The check-out functionality provided by Windows SharePoint Services is an important part of this example. Even though you are preventing the file from being overwritten in event handlers, the user can still modify the metadata. This is because you set Require Check Out to No on the library. This allows changes to be made to the metadata without requiring the user to check out the file. However, if a file is checked out in an attempt to overwrite the file, you handle the check-out process and prevent the file from being overwritten.
In this example, you are handling both short- and long-term check-out processes to prevent the file from being overwritten and helping users perform the right task, but it is not a replacement for security. For example, alternative methods for attempting to overwrite a file, such as Windows Explorer/WebDav, would bypass the event handlers and allow an existing file to be overwritten. Indeed, it is only because the standard Windows SharePoint Services Upload page checks out uploaded files that this approach works. This approach does not necessarily apply to other ways of adding content to Windows SharePoint Services.
Additionally, the user still can upload a file through the out-of-the-box functionality to add and overwrite an existing file with the same name, by selecting the Overwrite existing files check box on the Upload page. To learn how to handle this situation by implementing a solution with a custom Upload page, see Preventing Record Modification but Allowing Metadata Modification by Overriding the Upload Page in Windows SharePoint Services 3.0.

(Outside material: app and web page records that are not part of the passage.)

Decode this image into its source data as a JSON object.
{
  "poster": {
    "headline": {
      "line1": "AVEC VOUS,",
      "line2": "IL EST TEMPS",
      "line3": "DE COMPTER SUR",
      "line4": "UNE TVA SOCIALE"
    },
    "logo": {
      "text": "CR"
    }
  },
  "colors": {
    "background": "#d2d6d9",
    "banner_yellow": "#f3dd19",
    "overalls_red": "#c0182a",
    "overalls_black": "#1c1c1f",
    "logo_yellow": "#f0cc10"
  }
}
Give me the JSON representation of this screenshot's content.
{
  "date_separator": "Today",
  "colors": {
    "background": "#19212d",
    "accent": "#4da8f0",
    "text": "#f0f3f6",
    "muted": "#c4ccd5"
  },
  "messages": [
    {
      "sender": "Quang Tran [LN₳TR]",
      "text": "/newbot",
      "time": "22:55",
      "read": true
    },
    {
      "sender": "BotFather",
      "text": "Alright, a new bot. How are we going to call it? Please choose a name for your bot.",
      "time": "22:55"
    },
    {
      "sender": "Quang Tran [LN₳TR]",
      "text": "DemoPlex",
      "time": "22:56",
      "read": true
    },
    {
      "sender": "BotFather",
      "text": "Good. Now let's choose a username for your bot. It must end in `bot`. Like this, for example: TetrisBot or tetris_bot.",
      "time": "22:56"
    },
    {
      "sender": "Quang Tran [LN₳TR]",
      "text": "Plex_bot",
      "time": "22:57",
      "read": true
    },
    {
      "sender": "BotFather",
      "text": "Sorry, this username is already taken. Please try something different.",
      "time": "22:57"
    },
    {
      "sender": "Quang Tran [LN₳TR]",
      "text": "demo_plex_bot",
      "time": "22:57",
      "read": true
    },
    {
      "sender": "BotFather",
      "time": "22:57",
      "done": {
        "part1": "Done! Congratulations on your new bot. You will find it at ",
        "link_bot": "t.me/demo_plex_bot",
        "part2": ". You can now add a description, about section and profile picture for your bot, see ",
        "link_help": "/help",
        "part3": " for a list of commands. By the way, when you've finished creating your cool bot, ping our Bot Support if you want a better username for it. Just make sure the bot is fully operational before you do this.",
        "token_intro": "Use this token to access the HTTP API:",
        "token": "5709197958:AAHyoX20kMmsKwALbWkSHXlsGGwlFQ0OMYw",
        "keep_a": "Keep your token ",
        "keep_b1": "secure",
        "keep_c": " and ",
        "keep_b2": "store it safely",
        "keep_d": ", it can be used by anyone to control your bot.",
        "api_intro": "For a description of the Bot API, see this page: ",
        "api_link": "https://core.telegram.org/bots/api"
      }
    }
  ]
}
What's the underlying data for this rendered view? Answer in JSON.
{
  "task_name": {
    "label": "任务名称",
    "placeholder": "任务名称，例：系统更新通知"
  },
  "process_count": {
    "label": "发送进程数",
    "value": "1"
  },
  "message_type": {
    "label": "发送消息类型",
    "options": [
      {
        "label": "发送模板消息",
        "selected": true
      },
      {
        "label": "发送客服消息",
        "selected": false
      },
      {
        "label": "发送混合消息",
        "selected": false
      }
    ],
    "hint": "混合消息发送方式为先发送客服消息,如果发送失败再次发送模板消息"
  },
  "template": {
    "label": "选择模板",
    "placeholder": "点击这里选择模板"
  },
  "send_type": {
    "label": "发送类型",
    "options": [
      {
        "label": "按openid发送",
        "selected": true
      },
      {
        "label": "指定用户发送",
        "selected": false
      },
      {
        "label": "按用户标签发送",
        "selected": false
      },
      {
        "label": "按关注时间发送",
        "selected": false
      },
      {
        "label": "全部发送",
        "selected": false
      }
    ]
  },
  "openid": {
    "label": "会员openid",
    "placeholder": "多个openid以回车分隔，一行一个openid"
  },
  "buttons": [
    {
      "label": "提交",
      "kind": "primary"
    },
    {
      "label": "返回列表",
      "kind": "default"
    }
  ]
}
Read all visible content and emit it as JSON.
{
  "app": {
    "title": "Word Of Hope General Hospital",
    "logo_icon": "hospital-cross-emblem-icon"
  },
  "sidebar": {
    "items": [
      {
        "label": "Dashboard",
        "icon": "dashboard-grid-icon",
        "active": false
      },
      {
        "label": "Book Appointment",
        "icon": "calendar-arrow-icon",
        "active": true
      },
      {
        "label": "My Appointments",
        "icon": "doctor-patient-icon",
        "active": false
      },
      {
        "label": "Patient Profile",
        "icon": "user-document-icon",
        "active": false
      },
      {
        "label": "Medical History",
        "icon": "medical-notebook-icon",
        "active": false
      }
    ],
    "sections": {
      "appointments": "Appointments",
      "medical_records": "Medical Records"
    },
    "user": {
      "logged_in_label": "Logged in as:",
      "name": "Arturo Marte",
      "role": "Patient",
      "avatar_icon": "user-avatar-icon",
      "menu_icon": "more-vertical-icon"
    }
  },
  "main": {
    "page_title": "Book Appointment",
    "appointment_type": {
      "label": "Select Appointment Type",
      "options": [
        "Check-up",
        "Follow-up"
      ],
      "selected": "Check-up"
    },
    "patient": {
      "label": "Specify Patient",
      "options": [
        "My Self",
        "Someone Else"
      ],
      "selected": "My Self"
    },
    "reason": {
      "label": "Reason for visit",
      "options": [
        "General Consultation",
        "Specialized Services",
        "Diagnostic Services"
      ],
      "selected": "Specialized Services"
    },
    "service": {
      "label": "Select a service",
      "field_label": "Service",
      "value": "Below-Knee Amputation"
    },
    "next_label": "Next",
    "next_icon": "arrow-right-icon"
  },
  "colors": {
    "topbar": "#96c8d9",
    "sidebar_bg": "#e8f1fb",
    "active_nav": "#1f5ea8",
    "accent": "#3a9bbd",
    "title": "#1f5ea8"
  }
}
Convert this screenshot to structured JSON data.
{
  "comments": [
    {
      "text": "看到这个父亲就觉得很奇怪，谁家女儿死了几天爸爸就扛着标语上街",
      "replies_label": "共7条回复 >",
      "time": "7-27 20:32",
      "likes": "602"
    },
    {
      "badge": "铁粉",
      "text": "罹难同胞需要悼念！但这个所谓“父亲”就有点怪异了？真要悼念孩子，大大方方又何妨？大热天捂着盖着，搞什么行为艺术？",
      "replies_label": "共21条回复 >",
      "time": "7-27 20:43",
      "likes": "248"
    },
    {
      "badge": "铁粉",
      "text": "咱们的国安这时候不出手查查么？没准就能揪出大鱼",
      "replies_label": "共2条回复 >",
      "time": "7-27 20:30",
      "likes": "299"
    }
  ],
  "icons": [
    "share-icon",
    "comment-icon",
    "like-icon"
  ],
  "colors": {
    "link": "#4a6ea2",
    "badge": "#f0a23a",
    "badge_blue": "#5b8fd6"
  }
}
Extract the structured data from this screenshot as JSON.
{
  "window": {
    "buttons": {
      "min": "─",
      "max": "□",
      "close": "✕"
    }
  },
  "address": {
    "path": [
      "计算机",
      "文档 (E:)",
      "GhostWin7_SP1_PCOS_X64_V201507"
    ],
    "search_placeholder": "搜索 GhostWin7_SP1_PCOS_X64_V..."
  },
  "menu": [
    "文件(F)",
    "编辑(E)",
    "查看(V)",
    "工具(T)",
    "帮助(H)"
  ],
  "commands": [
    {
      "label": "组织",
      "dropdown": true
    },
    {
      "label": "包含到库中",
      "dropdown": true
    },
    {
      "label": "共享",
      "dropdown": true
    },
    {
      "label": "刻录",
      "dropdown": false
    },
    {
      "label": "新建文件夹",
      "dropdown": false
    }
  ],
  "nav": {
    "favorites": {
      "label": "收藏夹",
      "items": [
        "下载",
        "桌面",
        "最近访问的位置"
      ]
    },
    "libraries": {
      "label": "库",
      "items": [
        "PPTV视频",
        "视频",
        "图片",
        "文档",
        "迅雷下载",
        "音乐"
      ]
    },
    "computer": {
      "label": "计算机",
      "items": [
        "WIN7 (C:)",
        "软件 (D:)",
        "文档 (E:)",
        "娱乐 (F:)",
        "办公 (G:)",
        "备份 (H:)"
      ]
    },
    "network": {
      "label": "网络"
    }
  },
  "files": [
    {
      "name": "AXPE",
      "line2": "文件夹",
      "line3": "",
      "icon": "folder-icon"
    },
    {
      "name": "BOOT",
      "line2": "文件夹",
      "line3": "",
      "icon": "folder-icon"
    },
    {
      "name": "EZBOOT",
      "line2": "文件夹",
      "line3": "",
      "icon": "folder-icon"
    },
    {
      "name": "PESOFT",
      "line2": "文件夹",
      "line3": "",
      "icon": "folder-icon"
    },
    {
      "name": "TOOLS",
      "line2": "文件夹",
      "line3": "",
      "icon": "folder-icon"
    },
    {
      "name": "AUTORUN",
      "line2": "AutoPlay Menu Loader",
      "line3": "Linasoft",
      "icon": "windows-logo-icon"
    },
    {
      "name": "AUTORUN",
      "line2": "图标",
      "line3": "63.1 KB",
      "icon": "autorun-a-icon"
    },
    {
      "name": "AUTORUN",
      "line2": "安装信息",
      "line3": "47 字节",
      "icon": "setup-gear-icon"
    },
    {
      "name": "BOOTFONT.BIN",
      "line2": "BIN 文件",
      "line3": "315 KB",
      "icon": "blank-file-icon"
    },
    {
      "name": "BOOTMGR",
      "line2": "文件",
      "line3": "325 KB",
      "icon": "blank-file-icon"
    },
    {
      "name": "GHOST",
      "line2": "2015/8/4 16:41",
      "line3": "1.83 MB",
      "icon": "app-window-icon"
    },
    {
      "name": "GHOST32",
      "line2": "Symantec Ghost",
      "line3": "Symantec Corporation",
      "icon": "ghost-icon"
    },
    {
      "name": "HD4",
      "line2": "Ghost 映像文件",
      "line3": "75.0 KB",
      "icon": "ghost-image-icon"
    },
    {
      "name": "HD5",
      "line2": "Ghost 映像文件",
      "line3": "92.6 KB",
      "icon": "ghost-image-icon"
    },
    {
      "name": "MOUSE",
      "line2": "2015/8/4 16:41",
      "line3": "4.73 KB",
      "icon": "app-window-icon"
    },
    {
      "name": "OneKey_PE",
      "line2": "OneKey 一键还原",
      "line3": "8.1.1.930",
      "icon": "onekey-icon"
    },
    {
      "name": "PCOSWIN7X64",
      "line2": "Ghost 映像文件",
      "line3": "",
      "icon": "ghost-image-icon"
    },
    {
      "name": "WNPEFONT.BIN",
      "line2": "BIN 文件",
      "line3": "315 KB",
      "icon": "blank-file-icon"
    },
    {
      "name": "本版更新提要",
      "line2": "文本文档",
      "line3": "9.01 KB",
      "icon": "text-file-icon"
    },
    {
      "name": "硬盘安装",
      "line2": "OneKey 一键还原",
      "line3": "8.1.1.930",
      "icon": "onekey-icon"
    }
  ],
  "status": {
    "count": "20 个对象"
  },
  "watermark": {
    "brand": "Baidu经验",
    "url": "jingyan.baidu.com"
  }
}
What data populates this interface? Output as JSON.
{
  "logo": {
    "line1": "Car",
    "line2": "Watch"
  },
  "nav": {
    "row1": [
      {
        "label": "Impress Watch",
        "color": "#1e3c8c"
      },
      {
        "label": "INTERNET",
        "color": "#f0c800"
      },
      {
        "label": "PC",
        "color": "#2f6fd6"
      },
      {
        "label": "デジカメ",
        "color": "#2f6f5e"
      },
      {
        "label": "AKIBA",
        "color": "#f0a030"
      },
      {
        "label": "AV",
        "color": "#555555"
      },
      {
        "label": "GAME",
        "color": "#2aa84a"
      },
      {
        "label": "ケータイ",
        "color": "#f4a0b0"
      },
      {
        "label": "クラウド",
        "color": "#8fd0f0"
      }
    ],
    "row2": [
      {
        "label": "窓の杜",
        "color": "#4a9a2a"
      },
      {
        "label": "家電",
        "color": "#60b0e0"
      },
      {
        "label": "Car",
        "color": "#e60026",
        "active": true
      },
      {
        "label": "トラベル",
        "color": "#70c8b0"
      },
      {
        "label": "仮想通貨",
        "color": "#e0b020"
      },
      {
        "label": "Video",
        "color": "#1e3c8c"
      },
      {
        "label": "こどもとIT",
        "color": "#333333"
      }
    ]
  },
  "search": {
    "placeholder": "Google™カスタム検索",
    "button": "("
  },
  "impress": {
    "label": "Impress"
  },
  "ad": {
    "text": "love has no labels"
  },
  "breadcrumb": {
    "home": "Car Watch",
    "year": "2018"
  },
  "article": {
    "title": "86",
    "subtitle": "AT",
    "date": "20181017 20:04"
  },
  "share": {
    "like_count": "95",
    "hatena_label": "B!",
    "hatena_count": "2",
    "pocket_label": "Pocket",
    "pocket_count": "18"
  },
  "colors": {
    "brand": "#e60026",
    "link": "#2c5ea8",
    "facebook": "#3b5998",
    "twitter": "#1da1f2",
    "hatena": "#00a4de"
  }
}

As such, you should take the advice in this Visual How To as one part of a larger effort to lock down records. The individual requirements for locking down records vary widely, as do the available ways that information workers access records. Any solution for locking down records should also take into account the variety of ways that records can be accessed.
Length: 9:46 | Size: 6.55 MB | Type: WMV